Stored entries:
--- START ---
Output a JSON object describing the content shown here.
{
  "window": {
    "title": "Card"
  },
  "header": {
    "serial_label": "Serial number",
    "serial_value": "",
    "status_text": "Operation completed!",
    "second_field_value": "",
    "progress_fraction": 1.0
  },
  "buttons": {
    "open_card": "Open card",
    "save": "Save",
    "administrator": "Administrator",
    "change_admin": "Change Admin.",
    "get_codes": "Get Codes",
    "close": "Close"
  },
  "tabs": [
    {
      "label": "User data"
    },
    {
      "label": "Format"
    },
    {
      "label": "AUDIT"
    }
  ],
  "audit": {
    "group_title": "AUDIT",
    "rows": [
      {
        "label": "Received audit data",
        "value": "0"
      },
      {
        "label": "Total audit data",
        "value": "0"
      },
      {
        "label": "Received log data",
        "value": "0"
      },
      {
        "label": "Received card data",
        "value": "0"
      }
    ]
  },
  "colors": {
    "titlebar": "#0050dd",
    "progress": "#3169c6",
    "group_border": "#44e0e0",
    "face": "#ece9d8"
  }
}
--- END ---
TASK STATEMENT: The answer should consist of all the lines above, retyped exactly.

COMPLETED EXERCISE:
Output a JSON object describing the content shown here.
{
  "window": {
    "title": "Card"
  },
  "header": {
    "serial_label": "Serial number",
    "serial_value": "",
    "status_text": "Operation completed!",
    "second_field_value": "",
    "progress_fraction": 1.0
  },
  "buttons": {
    "open_card": "Open card",
    "save": "Save",
    "administrator": "Administrator",
    "change_admin": "Change Admin.",
    "get_codes": "Get Codes",
    "close": "Close"
  },
  "tabs": [
    {
      "label": "User data"
    },
    {
      "label": "Format"
    },
    {
      "label": "AUDIT"
    }
  ],
  "audit": {
    "group_title": "AUDIT",
    "rows": [
      {
        "label": "Received audit data",
        "value": "0"
      },
      {
        "label": "Total audit data",
        "value": "0"
      },
      {
        "label": "Received log data",
        "value": "0"
      },
      {
        "label": "Received card data",
        "value": "0"
      }
    ]
  },
  "colors": {
    "titlebar": "#0050dd",
    "progress": "#3169c6",
    "group_border": "#44e0e0",
    "face": "#ece9d8"
  }
}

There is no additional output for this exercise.